DATA UNDER STUDY =>
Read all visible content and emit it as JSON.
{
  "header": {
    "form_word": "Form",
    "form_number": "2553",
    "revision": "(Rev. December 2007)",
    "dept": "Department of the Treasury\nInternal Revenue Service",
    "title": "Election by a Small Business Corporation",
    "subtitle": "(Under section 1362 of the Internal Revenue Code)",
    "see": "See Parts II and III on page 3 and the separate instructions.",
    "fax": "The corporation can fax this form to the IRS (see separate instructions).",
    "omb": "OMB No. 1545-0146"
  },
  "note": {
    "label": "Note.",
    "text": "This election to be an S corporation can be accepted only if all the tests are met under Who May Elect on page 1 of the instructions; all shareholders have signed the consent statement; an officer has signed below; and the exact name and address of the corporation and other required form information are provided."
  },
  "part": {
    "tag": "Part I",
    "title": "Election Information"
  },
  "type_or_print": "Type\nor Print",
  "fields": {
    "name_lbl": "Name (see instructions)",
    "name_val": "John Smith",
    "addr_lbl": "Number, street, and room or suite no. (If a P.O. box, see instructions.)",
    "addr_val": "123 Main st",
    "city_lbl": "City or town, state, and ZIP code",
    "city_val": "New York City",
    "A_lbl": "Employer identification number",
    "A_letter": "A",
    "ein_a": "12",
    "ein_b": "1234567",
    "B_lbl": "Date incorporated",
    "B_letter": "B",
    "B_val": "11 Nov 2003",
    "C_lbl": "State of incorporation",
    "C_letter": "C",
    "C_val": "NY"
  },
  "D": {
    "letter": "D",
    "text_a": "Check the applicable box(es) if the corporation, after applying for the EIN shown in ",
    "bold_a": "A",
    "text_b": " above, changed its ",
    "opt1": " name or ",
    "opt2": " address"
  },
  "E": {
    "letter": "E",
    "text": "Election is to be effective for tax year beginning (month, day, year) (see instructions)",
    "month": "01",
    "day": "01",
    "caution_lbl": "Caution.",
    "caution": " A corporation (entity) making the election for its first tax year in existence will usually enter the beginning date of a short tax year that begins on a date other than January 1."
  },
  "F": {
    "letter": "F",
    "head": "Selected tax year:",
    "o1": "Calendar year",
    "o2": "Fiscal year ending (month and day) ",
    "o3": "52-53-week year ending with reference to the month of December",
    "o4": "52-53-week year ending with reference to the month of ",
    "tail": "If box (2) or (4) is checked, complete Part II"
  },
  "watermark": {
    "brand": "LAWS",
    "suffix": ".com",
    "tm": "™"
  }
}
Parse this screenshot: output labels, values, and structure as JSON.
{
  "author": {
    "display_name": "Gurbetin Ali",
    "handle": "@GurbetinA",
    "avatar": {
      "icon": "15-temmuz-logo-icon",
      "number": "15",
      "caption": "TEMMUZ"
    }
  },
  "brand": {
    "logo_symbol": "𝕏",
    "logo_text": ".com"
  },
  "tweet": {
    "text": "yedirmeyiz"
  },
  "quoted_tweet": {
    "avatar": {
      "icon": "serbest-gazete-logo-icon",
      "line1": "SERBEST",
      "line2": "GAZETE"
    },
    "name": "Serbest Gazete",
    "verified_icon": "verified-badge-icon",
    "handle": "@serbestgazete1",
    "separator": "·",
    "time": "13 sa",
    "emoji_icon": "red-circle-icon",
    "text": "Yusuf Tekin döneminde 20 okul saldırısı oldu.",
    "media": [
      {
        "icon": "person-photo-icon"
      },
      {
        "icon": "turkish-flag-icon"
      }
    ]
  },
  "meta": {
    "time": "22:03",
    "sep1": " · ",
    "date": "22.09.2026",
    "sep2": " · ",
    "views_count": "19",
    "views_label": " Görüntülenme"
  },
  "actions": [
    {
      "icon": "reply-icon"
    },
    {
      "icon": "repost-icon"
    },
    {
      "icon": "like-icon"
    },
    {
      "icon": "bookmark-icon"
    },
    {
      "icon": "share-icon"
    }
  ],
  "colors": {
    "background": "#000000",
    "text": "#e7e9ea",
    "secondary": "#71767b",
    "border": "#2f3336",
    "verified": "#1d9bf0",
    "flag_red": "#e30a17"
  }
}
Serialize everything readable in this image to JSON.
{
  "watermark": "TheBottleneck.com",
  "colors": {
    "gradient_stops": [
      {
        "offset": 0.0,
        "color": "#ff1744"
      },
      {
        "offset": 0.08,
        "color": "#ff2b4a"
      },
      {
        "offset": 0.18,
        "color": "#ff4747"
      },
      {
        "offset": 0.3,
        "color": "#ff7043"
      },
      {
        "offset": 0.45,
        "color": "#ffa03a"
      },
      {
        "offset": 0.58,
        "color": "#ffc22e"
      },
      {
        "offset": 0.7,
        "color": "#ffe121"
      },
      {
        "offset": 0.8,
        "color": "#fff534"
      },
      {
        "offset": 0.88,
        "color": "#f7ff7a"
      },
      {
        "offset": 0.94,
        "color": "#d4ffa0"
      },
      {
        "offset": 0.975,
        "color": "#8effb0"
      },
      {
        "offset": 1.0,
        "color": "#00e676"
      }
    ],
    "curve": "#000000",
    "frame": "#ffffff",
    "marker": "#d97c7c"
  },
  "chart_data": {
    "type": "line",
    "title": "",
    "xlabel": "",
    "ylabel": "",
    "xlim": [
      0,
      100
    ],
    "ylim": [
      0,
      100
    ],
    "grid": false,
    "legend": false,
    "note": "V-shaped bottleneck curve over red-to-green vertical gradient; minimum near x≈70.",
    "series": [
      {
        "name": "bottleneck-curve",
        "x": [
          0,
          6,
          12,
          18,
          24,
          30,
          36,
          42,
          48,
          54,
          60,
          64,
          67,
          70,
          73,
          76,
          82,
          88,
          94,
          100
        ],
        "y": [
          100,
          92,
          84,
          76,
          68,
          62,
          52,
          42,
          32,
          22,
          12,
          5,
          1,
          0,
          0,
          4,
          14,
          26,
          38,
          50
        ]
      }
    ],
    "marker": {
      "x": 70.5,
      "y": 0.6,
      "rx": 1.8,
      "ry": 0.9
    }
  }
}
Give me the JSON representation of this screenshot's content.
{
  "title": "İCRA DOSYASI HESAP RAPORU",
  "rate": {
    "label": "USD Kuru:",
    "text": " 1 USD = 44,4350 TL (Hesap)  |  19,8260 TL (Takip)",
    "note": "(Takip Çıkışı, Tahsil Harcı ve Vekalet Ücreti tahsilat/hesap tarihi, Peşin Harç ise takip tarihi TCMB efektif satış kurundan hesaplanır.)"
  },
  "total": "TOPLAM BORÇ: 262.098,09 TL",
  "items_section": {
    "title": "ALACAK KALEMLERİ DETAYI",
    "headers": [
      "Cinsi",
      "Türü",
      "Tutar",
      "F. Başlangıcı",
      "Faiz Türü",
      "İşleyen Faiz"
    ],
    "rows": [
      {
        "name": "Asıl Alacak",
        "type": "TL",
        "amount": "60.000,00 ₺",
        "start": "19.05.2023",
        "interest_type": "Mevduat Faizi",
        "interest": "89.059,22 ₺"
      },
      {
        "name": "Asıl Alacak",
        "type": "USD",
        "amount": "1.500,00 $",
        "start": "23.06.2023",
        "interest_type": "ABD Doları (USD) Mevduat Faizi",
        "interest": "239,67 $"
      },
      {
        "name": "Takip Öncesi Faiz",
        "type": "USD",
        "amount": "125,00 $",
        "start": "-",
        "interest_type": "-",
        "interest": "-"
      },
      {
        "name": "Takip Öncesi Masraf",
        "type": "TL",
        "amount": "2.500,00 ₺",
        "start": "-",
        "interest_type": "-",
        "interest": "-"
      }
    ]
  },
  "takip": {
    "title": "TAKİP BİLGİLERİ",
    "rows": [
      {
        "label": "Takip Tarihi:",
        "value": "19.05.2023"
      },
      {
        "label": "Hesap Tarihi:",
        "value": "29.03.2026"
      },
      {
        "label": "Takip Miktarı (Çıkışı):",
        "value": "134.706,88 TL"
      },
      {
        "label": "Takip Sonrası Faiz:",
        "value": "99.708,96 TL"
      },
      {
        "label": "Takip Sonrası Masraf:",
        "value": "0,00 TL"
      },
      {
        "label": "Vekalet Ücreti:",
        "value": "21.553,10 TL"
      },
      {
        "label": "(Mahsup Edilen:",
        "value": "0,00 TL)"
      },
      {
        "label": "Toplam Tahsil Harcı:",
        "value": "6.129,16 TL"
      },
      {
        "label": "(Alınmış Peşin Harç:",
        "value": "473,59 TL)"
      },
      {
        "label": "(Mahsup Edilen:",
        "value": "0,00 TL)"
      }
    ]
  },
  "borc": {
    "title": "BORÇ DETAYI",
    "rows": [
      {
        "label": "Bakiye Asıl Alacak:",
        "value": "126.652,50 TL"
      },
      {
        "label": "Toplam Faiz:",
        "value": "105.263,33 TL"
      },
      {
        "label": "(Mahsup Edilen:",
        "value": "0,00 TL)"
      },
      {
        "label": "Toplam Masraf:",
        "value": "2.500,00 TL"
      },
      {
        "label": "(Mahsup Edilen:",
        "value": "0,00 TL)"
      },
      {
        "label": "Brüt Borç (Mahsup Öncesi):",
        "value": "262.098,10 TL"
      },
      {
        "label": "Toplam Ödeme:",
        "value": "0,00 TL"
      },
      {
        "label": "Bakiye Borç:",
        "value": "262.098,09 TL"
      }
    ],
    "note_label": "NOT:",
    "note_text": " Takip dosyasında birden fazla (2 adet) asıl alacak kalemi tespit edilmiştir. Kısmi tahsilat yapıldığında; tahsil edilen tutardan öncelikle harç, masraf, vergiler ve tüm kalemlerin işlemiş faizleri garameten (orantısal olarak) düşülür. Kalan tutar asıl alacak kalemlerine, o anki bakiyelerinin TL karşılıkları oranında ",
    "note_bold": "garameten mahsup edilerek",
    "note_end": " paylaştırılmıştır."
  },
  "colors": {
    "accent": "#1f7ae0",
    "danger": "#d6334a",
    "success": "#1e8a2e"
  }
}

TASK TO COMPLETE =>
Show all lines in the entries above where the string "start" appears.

YOUR RESPONSE =>
        "start": "19.05.2023",
        "start": "23.06.2023",
        "start": "-",
        "start": "-",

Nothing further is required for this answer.